ANDY Murray will have the weight of history, both ancient and modern, against him when he begins his bid for US Open glory at Flushing Meadows next week.
No British man has won a Grand Slam title since Fred Perry at the US Open in 1936, with Murray losing in the final to Roger Federer in New York in 2008 and at the Australian Open this year.
And the 23-year-old Scot will have to become only the fourth man in the last six years to disrupt the dominance of Federer and world number one Rafael Nadal if he is to end Britain's 74year wait for a Grand Slam champion on 12 September.
Of the last 23 Grand Slams – from 2005 to the current day – the only players besides Federer and Nadal to win one of the sport's four biggest titles are Marat Safin (Australian Open 2005), Novak Djokovic (Australian Open 2008) and Juan Martin Del Potro (US Open 2009).
this year Federer claimed his 16th Grand Slam title in Australia, while Nadal lifted his seventh and eighth at the French Open and Wimbledon.

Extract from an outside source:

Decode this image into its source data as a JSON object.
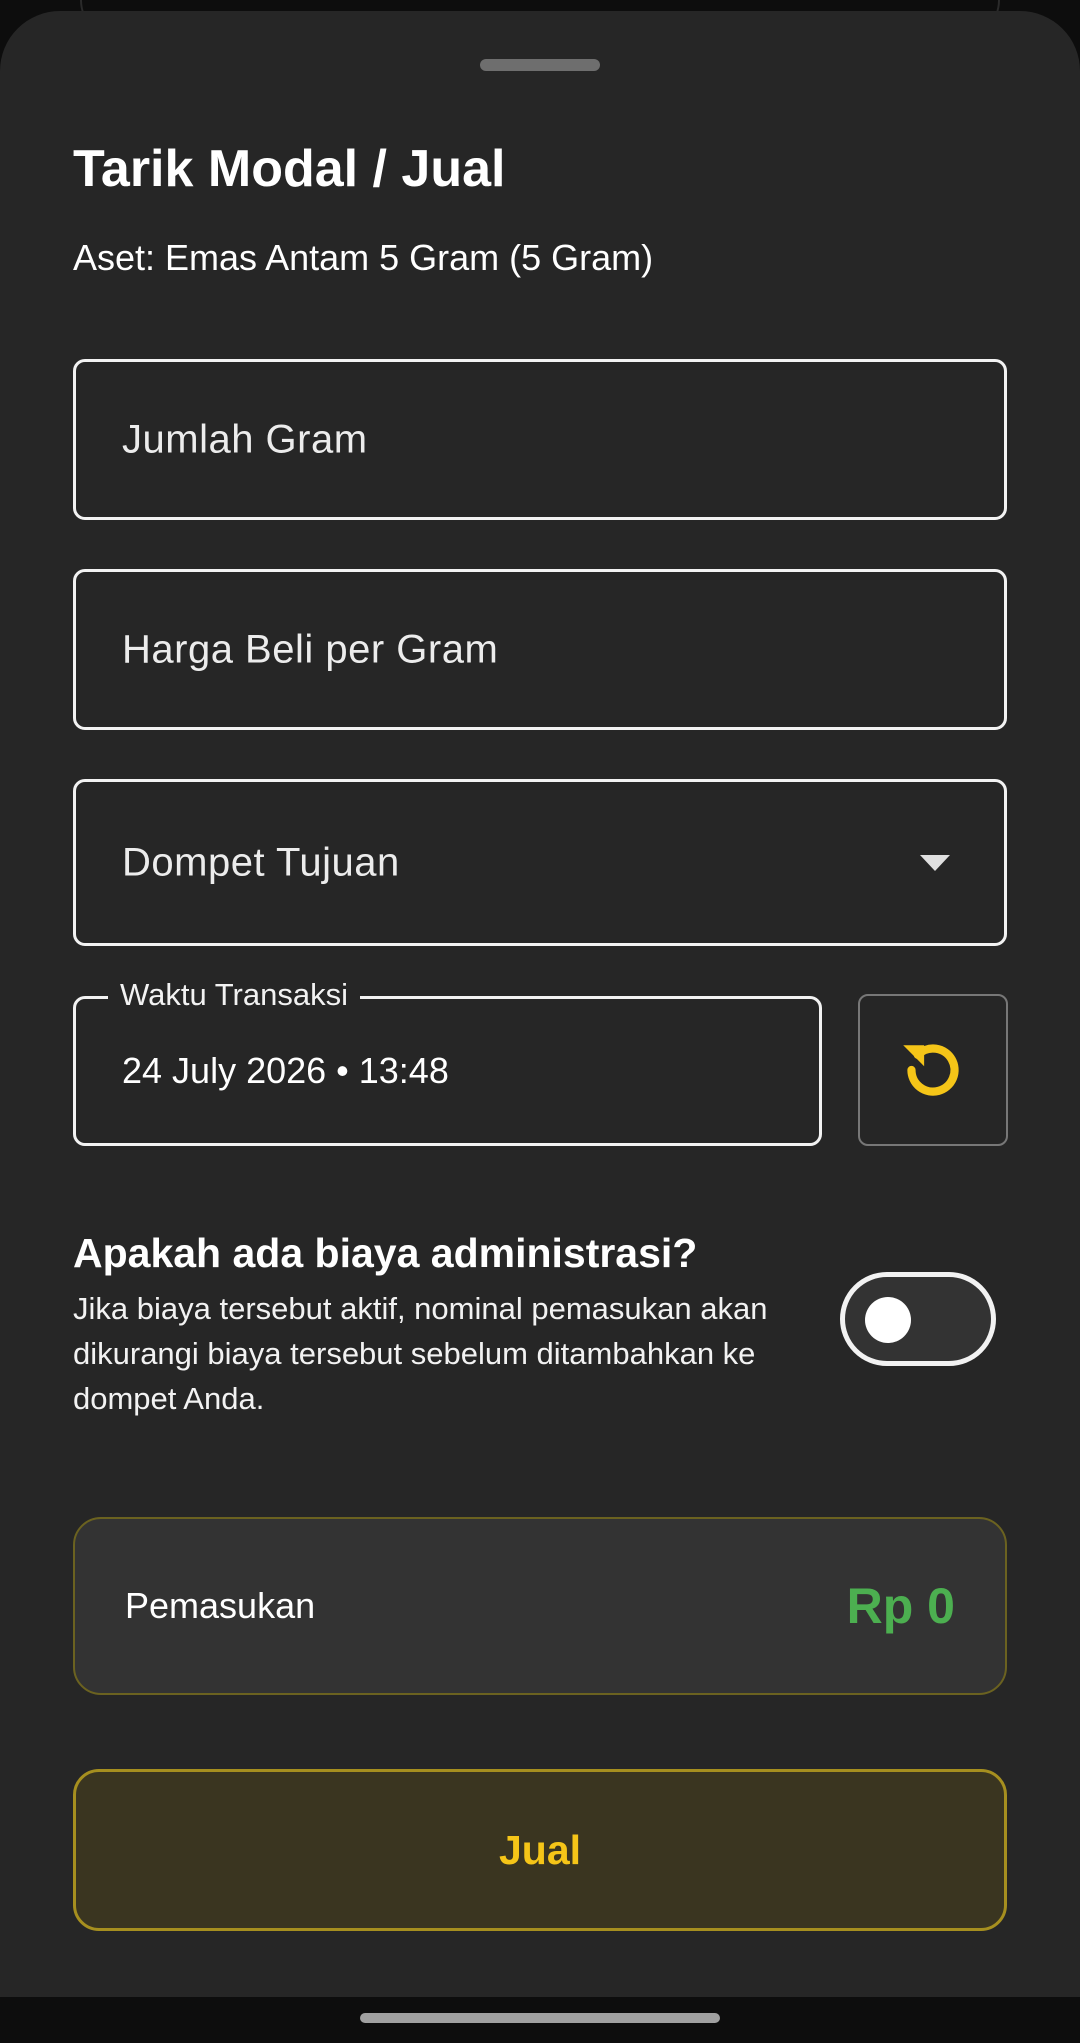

But Murray can now boast back-to-back victories over Nadal and Federer in the same tournament after successfully defending his title in toronto recently, and his former coach Mark Petchey believes the world number four is ideally placed to claim his first major title.
“For sure he can do it,” said Petchey. “He’s very happy with how things are at the minute, he’s taken control of his tennis [having parted company with coach Miles Maclagan] and is making the decisions.

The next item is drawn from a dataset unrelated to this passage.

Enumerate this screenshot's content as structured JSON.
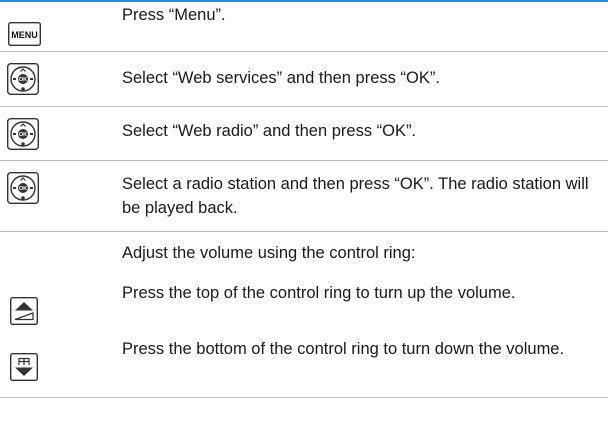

“therefore that makes life a little simpler, with less frustration and antagonism. At the moment he is remarkably relaxed about his preparation coming in here.
“I think he’s confident. He loves this surface, loves this tournament, and all those things blend well for him to make a good run.
“I think his draw looks pretty good, he should hopefully get through the first few matches without too much difficulty and save himself for the bigger tests ahead. I think he’s in the right section of the draw – being in Rafa’s half is the better half to be in.”
Murray will be quietly confident with the early stages of the draw, which pits him against Slovakia’s world No 72 Lukas Lacko in the first round before a meeting with either Dustin Brown or Ruben Ramirez Hidalgo.
But it will get tougher for Murray from the last eight onwards, where he is scheduled to meet Wimbledon finalist tomas Berdych, who beat him in straight sets in the French Open this year, followed by top seed Nadal.
Nadal starts against Russian teymuraz Gabashvili, and looks unlikely to draw sweat until a quarter-final meeting with Spanish compatriot Fernando verdasco.
In the bottom half of the draw, second seed Federer starts against Argentina’s Brian Dabul, but is then likely to have to beat Lleyton Hewitt and Robin Soderling to reach the last four..
andy Murray: ‘taken control’